START PROVIDED RECORDS
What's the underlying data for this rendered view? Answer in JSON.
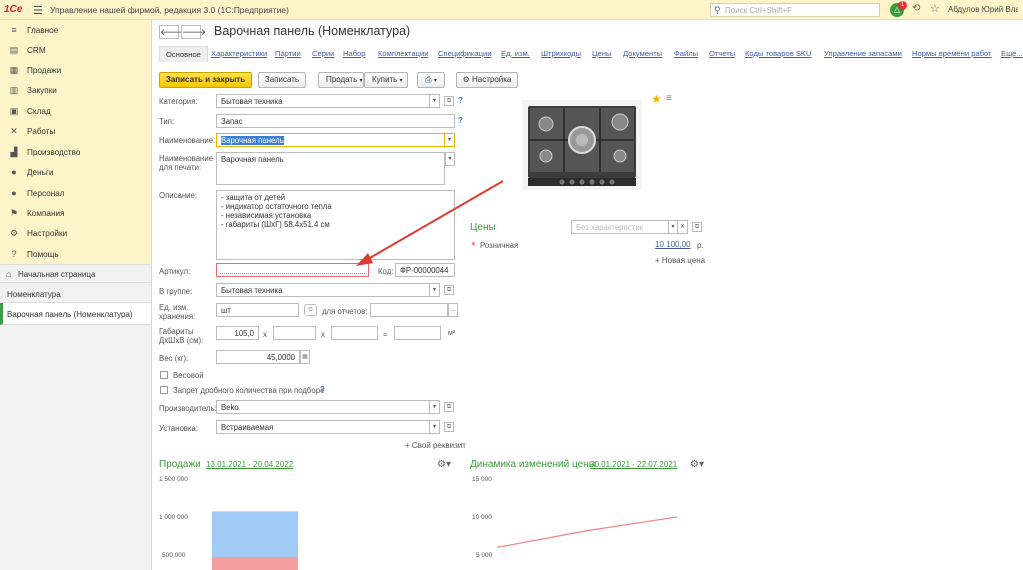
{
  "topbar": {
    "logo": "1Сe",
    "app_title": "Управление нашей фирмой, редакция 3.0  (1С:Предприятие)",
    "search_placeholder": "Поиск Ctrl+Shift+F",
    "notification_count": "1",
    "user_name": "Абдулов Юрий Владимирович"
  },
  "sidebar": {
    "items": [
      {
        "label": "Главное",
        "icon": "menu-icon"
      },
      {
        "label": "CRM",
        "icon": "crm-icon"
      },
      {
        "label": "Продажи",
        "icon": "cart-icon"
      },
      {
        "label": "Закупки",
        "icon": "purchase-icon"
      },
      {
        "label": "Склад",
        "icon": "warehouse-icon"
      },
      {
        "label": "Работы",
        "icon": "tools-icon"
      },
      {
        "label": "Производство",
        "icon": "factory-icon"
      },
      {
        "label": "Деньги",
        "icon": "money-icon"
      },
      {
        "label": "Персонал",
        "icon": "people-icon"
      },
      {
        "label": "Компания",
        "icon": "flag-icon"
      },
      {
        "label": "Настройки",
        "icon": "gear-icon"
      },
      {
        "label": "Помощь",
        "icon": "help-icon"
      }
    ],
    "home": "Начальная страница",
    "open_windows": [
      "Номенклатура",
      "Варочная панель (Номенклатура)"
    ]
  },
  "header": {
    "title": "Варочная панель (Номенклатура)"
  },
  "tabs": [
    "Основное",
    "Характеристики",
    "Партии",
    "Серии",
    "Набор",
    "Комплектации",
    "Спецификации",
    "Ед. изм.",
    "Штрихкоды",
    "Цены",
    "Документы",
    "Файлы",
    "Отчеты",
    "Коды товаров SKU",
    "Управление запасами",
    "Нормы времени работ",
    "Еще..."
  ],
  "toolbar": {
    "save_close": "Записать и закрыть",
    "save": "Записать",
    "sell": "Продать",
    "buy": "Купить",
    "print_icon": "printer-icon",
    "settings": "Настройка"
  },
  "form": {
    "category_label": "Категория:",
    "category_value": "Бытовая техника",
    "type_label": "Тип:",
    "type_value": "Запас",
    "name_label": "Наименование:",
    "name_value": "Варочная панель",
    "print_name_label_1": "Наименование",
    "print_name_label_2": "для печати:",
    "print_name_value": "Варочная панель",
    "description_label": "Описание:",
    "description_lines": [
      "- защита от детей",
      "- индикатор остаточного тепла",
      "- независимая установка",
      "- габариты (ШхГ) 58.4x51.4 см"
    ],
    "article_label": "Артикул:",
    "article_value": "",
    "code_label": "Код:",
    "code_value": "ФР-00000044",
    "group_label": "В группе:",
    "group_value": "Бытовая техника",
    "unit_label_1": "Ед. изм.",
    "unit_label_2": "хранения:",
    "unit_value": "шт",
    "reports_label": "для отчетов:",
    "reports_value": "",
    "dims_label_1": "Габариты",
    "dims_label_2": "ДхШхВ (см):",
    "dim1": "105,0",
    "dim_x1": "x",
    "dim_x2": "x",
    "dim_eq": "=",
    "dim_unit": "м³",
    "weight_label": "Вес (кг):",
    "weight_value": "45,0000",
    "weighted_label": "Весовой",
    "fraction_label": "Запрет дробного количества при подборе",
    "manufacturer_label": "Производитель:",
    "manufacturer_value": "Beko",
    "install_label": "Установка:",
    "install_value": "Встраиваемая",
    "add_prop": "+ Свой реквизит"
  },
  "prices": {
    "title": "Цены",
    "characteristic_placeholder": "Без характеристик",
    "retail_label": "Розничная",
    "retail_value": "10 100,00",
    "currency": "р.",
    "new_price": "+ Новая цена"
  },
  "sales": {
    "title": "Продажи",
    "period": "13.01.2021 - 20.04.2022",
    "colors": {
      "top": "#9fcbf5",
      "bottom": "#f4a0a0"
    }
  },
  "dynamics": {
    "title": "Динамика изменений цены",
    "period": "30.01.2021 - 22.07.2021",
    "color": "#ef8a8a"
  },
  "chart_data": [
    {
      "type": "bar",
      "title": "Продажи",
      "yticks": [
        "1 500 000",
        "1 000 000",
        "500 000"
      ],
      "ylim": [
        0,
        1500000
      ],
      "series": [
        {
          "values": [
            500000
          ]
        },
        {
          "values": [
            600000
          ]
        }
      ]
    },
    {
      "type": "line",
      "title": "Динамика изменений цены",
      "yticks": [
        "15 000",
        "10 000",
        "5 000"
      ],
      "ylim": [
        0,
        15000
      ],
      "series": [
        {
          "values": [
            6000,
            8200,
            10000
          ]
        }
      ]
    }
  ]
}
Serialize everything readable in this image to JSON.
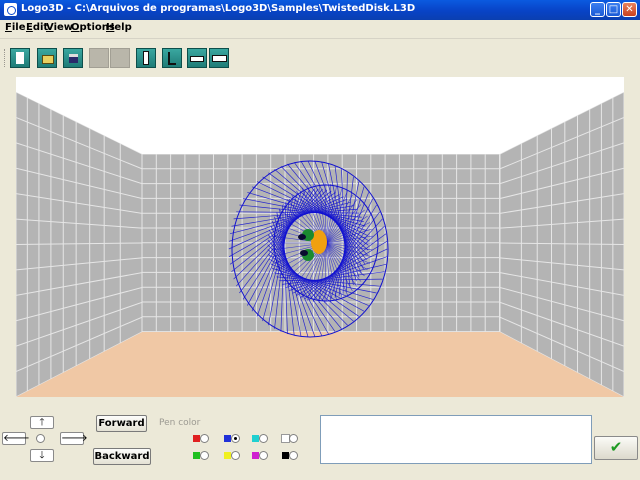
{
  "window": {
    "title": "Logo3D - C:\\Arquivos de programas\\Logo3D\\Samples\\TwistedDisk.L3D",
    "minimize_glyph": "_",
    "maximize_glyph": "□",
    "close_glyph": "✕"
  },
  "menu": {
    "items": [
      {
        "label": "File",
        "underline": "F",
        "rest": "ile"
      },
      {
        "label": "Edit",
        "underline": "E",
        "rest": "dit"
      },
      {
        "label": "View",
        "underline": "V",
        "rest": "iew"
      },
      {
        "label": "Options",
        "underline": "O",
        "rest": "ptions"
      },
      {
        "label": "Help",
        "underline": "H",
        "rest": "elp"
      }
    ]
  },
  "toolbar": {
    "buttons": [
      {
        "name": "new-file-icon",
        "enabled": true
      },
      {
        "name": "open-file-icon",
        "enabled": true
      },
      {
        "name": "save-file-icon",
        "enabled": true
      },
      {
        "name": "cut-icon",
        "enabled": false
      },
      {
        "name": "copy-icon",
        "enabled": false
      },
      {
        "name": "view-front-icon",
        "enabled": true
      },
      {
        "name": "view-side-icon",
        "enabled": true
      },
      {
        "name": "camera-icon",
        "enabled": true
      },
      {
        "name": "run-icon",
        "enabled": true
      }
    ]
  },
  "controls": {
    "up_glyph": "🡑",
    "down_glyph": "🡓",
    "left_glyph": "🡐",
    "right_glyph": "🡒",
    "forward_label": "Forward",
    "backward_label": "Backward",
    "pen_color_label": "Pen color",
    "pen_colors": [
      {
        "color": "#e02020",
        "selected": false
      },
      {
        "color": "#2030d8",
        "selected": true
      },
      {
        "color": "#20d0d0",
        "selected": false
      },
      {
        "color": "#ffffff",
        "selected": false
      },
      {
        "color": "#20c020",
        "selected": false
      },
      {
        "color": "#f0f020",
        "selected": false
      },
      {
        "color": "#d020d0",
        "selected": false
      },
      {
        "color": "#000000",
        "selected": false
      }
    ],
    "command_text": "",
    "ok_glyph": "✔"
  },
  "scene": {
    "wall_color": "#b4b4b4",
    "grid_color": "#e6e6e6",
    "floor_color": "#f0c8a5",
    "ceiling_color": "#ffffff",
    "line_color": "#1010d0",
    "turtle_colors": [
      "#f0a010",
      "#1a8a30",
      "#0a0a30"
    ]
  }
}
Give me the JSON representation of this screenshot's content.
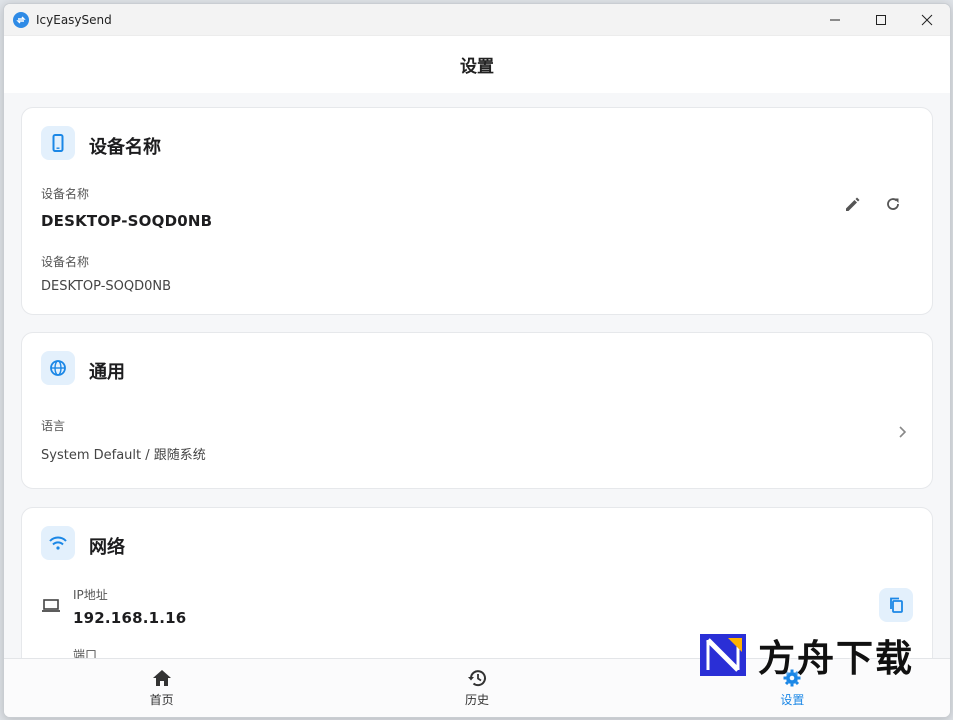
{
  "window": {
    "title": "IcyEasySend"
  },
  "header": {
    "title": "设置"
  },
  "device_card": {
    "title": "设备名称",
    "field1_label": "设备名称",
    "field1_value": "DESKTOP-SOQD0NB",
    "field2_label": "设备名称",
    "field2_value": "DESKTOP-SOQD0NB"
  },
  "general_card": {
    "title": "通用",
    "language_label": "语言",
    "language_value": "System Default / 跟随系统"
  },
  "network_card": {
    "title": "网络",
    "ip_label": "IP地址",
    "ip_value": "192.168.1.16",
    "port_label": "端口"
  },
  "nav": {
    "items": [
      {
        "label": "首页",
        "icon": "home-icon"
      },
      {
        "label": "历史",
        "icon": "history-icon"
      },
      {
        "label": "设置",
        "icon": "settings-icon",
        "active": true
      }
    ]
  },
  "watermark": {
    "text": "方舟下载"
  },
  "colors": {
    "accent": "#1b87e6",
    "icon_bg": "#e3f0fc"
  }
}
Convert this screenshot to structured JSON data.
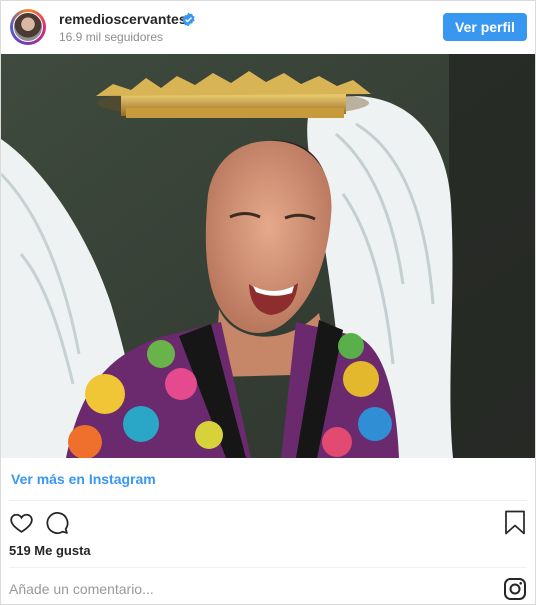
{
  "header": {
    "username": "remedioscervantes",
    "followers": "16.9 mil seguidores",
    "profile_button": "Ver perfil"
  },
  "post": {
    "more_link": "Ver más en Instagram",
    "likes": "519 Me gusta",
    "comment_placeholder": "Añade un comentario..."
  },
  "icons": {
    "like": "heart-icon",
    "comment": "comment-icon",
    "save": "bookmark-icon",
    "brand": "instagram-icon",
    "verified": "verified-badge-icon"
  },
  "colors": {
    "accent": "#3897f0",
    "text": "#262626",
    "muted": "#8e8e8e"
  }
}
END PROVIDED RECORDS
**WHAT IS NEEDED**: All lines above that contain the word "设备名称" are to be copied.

**ANSWER SPACE**:
    "title": "设备名称",
    "field1_label": "设备名称",
    "field2_label": "设备名称",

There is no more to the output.